**DATA TO EXAMINE:**
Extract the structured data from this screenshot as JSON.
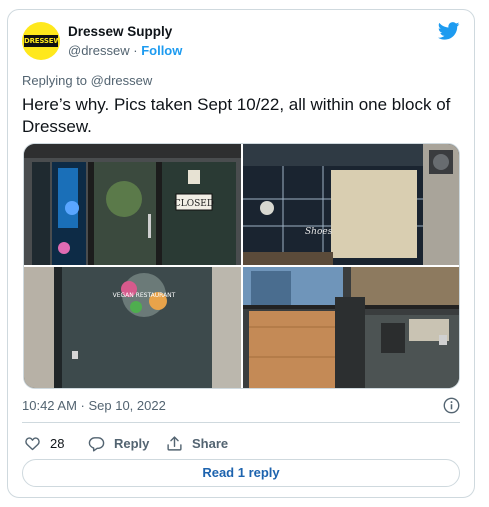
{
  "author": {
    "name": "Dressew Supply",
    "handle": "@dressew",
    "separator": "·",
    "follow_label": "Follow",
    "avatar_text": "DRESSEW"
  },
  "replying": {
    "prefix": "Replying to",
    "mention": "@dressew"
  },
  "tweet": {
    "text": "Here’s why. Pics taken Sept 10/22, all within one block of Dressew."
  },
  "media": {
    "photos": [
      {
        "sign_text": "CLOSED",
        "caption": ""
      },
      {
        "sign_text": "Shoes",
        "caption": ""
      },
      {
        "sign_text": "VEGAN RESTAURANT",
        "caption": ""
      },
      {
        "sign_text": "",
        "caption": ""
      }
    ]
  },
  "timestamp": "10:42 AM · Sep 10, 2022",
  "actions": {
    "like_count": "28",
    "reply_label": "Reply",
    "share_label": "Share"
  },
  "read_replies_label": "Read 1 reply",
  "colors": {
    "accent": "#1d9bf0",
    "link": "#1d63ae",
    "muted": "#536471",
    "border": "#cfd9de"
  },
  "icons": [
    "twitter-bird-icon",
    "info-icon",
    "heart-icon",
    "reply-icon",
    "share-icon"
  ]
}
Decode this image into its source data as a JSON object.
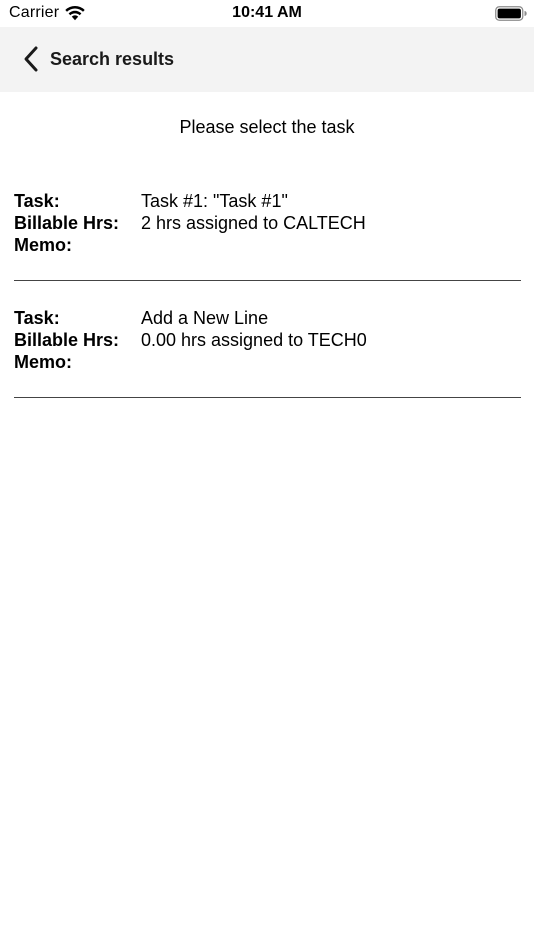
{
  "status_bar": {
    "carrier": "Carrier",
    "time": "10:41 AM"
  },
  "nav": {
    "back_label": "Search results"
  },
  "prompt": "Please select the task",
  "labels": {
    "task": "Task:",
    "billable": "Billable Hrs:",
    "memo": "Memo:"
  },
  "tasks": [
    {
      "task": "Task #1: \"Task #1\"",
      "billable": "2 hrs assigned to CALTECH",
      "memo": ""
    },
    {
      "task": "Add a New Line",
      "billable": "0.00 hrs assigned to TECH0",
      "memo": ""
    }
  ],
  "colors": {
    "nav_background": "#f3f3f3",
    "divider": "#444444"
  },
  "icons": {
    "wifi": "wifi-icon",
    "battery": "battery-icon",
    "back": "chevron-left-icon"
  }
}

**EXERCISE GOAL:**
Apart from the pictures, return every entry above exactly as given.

**RESULT:**
Extract the structured data from this screenshot as JSON.
{
  "author": {
    "name": "Dressew Supply",
    "handle": "@dressew",
    "separator": "·",
    "follow_label": "Follow",
    "avatar_text": "DRESSEW"
  },
  "replying": {
    "prefix": "Replying to",
    "mention": "@dressew"
  },
  "tweet": {
    "text": "Here’s why. Pics taken Sept 10/22, all within one block of Dressew."
  },
  "media": {
    "photos": [
      {
        "sign_text": "CLOSED",
        "caption": ""
      },
      {
        "sign_text": "Shoes",
        "caption": ""
      },
      {
        "sign_text": "VEGAN RESTAURANT",
        "caption": ""
      },
      {
        "sign_text": "",
        "caption": ""
      }
    ]
  },
  "timestamp": "10:42 AM · Sep 10, 2022",
  "actions": {
    "like_count": "28",
    "reply_label": "Reply",
    "share_label": "Share"
  },
  "read_replies_label": "Read 1 reply",
  "colors": {
    "accent": "#1d9bf0",
    "link": "#1d63ae",
    "muted": "#536471",
    "border": "#cfd9de"
  },
  "icons": [
    "twitter-bird-icon",
    "info-icon",
    "heart-icon",
    "reply-icon",
    "share-icon"
  ]
}
Decode this image into its source data as a JSON object.
{
  "status_bar": {
    "carrier": "Carrier",
    "time": "10:41 AM"
  },
  "nav": {
    "back_label": "Search results"
  },
  "prompt": "Please select the task",
  "labels": {
    "task": "Task:",
    "billable": "Billable Hrs:",
    "memo": "Memo:"
  },
  "tasks": [
    {
      "task": "Task #1: \"Task #1\"",
      "billable": "2 hrs assigned to CALTECH",
      "memo": ""
    },
    {
      "task": "Add a New Line",
      "billable": "0.00 hrs assigned to TECH0",
      "memo": ""
    }
  ],
  "colors": {
    "nav_background": "#f3f3f3",
    "divider": "#444444"
  },
  "icons": {
    "wifi": "wifi-icon",
    "battery": "battery-icon",
    "back": "chevron-left-icon"
  }
}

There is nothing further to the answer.